 Some schools feel like new class lists are top secret, so there may be some hesitation about giving you that information. Let them know that you just want to establish contact and help with transitioning so that it is smoother for everyone. Call or email the teacher and open up the line of communication. Let them know all your contact info, emails, and whether or not you text. (Believe it or not, much of my parent contact these days is via text - it is short sweet and to the point and many teachers are up on that technology). Be careful in regards to making demands. If your conversation is based more on the needs of your students versus mandates, then it goes over much more smoothly. Remember, the teachers have other students in their class and many other requirements that they have to fulfill at the start of the year. You are setting the stage for your relationship with that teacher for the upcoming year. Go easy.

4. Arrange a time to visit the classroom before school starts. Even if you don't get a chance to visit with the teacher, make sure your child is familiar with what the classroom looks like before day one. Bring a camera and take pictures of their desk, locker and just the general classroom so that you can refer back to those things later, if you need to. If there is time for your child to meet the teacher that is a bonus! This is a great time to put a face to a name and to ask any questions your child may have. Remember though, this visit is mainly for your child so that they can feel more comfortable about where their desk is, what their teacher and classroom looks like and how to open their locker. Keep this visit child centered. You will get a meeting and or conference at another time.

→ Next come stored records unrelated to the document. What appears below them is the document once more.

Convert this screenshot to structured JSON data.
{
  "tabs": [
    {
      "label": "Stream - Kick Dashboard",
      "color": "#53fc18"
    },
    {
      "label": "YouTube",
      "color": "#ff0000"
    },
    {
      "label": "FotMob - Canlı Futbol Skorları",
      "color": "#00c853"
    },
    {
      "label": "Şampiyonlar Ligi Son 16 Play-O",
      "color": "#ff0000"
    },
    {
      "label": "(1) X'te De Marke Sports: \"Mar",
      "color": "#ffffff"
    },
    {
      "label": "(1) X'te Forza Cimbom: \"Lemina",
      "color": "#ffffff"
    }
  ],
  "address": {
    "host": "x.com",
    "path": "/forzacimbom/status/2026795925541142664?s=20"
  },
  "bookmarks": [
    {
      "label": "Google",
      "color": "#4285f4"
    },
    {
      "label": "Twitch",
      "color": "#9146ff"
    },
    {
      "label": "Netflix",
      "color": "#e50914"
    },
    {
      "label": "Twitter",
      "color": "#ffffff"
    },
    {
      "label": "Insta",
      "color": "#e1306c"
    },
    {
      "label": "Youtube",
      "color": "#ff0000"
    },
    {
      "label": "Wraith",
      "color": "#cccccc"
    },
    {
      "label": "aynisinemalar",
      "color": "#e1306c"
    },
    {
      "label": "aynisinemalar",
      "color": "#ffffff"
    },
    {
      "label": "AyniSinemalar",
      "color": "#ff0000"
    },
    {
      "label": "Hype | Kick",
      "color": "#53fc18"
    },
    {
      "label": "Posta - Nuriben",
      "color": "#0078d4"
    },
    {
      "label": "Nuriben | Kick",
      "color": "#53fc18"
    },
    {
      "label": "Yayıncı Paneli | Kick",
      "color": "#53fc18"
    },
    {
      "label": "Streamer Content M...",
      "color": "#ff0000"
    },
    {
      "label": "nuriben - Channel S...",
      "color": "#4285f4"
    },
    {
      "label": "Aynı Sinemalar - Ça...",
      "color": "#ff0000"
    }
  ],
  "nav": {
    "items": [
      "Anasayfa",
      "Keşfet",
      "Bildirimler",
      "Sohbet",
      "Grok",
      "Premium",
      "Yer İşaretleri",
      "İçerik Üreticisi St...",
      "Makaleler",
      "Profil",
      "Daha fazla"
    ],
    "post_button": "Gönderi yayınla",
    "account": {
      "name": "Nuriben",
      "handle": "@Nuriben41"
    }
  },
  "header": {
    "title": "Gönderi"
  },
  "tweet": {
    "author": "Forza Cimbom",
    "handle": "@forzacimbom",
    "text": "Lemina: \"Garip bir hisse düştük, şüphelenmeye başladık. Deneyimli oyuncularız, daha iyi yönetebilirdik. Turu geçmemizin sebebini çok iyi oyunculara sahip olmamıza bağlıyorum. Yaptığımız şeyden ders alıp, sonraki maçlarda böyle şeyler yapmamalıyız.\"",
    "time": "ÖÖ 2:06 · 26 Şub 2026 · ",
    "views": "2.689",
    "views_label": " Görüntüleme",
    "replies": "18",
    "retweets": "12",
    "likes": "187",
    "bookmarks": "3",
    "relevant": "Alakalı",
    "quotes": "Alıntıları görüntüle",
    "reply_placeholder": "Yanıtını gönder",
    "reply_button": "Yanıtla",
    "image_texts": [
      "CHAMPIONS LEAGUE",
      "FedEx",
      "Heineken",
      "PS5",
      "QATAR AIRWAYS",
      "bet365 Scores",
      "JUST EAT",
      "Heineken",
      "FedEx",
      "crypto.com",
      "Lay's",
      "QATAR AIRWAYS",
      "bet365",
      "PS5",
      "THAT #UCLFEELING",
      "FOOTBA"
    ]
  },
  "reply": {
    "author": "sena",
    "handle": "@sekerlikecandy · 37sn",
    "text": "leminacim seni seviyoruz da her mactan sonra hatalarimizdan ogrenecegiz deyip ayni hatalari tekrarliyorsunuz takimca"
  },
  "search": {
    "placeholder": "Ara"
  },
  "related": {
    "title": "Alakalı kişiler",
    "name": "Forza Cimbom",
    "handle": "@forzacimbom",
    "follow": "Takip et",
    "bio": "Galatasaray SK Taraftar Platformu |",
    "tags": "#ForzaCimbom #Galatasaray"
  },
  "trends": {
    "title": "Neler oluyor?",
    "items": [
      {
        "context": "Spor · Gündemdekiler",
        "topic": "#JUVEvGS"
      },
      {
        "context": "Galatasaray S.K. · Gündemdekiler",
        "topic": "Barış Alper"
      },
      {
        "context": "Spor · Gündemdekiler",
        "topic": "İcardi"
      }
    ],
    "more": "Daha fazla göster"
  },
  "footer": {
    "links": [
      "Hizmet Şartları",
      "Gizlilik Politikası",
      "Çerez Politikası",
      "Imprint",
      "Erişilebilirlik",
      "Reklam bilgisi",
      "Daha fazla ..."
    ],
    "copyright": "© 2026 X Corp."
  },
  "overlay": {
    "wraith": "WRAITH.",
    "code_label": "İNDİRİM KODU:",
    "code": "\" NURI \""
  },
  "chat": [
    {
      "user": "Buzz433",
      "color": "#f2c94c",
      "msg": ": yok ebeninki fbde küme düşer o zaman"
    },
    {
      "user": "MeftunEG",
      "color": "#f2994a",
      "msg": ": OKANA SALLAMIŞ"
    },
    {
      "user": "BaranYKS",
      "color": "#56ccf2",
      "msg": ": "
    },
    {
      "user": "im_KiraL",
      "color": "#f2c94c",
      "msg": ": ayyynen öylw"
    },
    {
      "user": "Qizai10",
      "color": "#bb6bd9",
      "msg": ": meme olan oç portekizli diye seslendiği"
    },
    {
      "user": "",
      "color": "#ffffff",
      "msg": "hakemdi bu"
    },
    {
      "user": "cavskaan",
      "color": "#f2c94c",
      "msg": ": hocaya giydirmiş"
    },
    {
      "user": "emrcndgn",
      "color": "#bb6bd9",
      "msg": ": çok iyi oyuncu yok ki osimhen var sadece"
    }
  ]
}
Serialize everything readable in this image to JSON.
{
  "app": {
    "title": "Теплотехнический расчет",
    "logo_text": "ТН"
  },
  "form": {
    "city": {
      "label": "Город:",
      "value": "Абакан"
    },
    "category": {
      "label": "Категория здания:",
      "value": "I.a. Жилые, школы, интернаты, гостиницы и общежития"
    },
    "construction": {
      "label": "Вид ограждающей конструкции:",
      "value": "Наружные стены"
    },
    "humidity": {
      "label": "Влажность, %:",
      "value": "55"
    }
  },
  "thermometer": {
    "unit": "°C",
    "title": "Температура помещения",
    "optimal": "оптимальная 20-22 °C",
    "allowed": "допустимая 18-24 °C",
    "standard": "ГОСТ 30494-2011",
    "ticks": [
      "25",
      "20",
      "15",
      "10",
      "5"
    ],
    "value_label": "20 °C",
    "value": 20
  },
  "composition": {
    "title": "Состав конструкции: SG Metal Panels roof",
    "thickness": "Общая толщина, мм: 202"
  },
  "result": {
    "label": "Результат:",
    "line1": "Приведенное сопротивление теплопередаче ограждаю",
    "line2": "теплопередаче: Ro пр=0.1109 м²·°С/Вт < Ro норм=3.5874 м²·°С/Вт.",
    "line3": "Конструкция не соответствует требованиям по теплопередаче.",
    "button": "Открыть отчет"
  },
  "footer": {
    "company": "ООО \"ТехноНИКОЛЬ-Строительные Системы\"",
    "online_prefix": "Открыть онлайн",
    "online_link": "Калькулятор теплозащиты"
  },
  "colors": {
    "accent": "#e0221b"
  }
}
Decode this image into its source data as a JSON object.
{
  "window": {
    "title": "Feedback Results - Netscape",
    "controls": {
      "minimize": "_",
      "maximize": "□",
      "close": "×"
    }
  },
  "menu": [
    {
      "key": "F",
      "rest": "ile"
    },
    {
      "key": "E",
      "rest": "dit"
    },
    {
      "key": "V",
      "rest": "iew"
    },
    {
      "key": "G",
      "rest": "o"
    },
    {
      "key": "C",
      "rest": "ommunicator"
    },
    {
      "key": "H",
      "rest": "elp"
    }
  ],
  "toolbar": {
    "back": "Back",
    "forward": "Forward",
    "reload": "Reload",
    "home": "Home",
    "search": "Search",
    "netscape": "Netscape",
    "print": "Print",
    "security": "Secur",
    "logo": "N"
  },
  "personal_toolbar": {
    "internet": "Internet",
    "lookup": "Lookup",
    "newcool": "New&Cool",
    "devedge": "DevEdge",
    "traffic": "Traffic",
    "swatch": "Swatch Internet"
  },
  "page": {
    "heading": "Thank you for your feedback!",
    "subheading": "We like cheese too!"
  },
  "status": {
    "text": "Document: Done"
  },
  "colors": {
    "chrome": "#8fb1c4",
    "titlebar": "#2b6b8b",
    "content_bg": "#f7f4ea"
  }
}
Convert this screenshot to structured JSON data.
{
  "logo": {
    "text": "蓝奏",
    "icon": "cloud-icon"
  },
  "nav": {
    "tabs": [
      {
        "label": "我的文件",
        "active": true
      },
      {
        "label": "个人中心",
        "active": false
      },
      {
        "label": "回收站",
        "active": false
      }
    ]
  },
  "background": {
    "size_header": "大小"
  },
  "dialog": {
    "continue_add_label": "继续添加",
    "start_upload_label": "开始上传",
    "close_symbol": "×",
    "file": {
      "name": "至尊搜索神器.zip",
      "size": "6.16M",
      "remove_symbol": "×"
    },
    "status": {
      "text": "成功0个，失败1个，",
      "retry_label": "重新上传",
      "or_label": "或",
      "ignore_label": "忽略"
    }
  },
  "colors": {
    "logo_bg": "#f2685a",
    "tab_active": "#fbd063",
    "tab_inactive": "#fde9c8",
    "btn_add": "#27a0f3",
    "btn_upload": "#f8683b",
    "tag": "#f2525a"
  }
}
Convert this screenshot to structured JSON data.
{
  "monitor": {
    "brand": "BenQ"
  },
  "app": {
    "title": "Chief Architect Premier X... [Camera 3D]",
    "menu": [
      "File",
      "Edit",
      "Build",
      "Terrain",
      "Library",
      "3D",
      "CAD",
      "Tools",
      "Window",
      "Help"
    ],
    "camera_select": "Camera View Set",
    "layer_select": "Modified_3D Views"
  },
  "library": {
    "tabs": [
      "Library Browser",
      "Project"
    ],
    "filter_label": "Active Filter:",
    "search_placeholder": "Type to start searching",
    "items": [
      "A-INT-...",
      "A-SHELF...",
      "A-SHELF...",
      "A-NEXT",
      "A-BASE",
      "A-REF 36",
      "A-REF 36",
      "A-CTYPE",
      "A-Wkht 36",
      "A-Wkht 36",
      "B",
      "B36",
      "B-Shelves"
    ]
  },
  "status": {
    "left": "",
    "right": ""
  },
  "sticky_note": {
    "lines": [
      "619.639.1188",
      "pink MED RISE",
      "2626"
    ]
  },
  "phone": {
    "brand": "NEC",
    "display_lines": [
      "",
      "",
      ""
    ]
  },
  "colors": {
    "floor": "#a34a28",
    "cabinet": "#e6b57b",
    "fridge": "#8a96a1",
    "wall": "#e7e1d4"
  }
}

A teacher's time is precious in the week leading up to school, so be respectful of that.

5. If you have a resource teacher or special education teacher who writes social stories, this is the time to request that. There are a million topics that can be addressed: The First Day of School, How To Greet My Classmates, My New Classroom, My New Teacher, to name just a few. When a child is new to our school, I send home a story about our school. It includes pictures and labels of key places and people in our school like: the cafeteria and the staff that runs it, the art room and teacher, the music room and teacher, etc. I also write a story about their new classroom teacher entitled 10 Fun Facts About Mrs./Mr. _____. (Think David Letterman's Top Ten Lists). This helps them find out some behind the scenes info about their new teacher. In the next 2 weeks, I plan to feature sample stories on my website - Check them out. The stories can give you some ideas or examples of other things that you may want to think through.

6. Relax!!!! Enjoy the last few dog days of summer with your precious child. Home is where your child can let loose and decompress. School is where they will gain the skills to function, communicate and learn in the world around them. It won't always be rosey and stress free, so keep in mind that there will be glitches! That's when interventions can be developed to help remedy and smooth out bumps in the road. As long as you and your child's teacher work together as a team, there will be progress and successes for your child. Take deep breaths! You will get through this! Enjoy!

No comments:



Autism Blogs Directory

Related Sites

General Science-Related Blogs